What you are asked to do:
Every line of the entries that holds the word "查看详情" is to be copied.

Data shown:
────────────────────
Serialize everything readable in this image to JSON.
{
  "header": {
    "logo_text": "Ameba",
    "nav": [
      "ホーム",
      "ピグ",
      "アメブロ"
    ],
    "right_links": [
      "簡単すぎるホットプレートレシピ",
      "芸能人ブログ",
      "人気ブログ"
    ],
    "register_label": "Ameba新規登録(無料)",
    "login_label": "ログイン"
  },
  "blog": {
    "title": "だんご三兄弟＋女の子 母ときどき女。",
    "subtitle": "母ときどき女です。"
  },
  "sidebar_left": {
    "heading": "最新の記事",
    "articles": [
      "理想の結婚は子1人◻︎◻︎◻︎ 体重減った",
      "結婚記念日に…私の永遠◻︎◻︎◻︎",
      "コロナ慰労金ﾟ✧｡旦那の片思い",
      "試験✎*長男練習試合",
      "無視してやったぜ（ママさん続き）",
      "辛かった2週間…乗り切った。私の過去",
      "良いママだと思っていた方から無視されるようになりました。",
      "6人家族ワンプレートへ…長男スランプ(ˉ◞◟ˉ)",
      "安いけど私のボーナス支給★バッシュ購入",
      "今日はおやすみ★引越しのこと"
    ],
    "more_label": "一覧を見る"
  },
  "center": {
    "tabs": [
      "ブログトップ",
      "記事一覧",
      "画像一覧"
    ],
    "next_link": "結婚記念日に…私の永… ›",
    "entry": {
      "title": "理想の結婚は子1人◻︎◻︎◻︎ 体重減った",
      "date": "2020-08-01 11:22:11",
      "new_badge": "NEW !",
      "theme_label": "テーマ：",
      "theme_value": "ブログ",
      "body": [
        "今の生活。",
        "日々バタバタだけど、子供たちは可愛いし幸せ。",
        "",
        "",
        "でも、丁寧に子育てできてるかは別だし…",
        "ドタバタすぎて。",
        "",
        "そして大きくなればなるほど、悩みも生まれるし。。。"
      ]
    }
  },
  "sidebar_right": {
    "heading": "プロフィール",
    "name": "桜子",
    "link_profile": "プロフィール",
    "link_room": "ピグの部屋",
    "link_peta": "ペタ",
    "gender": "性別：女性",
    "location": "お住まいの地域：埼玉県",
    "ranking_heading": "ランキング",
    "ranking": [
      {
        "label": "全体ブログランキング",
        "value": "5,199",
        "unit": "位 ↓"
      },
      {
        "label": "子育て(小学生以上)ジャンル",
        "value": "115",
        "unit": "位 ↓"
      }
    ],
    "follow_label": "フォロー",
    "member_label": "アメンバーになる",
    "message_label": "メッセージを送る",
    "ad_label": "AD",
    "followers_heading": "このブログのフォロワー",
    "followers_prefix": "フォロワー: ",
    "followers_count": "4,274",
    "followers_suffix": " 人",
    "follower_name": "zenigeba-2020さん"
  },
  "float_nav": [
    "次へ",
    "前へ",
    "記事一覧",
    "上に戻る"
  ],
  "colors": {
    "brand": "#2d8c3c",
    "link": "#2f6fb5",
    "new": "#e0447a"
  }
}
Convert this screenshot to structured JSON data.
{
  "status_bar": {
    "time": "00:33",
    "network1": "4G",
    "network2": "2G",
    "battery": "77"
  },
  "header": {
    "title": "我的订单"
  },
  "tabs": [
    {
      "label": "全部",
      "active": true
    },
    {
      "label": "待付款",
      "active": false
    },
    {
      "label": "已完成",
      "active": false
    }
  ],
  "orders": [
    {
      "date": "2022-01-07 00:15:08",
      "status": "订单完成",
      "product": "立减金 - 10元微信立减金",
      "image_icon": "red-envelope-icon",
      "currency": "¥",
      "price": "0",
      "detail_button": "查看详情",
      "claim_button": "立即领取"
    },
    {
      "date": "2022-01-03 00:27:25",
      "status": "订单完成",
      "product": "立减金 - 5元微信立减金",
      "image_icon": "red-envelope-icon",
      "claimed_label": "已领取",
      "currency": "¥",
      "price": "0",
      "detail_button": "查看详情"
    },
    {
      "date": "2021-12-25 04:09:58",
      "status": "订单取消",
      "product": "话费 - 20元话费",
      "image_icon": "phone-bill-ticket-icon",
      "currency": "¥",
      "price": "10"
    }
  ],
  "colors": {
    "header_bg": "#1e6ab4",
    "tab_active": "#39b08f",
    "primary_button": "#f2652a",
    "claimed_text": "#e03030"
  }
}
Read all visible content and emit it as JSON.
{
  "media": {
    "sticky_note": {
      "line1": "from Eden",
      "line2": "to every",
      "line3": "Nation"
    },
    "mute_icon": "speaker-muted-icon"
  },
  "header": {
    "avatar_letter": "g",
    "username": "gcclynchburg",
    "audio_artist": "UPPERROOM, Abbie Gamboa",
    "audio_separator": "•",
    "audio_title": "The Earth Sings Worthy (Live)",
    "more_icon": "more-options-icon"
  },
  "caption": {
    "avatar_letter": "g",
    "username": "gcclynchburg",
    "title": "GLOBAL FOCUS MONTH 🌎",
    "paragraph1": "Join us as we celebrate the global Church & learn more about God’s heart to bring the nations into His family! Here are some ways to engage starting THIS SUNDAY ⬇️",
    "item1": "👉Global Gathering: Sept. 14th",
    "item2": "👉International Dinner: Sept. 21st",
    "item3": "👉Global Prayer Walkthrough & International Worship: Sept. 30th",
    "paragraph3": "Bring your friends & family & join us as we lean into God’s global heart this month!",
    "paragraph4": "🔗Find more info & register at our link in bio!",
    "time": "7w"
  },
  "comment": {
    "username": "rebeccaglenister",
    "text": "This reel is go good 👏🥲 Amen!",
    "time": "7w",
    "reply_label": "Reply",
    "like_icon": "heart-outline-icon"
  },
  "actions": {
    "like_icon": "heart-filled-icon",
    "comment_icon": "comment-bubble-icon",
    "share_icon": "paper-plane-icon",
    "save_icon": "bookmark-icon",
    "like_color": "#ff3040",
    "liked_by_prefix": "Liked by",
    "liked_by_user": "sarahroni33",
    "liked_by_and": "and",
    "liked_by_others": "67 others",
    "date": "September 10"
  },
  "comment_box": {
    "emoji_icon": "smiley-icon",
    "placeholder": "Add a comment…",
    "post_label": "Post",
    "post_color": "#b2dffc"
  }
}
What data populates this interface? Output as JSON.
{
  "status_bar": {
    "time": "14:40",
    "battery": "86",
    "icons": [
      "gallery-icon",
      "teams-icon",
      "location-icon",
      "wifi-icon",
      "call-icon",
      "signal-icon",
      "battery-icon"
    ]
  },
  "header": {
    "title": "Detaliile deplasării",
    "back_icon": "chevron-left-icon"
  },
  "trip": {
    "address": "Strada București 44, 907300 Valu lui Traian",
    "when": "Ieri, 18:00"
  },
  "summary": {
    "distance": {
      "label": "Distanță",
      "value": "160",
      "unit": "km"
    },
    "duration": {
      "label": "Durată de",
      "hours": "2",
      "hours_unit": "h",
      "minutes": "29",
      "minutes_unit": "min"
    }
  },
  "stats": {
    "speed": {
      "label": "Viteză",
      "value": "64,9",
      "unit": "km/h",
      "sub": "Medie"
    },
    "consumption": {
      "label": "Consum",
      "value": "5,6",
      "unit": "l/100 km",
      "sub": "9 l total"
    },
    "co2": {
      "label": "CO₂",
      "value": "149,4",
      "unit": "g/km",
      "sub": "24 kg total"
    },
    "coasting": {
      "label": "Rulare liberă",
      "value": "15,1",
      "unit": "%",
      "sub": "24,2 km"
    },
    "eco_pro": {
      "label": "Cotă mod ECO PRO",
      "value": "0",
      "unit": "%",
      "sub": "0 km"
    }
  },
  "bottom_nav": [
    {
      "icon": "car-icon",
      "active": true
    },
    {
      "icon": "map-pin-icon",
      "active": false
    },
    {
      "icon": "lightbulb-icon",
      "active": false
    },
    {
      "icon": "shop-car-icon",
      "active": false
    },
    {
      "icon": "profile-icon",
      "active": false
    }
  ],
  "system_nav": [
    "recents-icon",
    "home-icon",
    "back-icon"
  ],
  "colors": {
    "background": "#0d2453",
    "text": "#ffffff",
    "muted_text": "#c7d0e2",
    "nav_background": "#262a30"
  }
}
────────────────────
Answer space:
      "detail_button": "查看详情",
      "detail_button": "查看详情"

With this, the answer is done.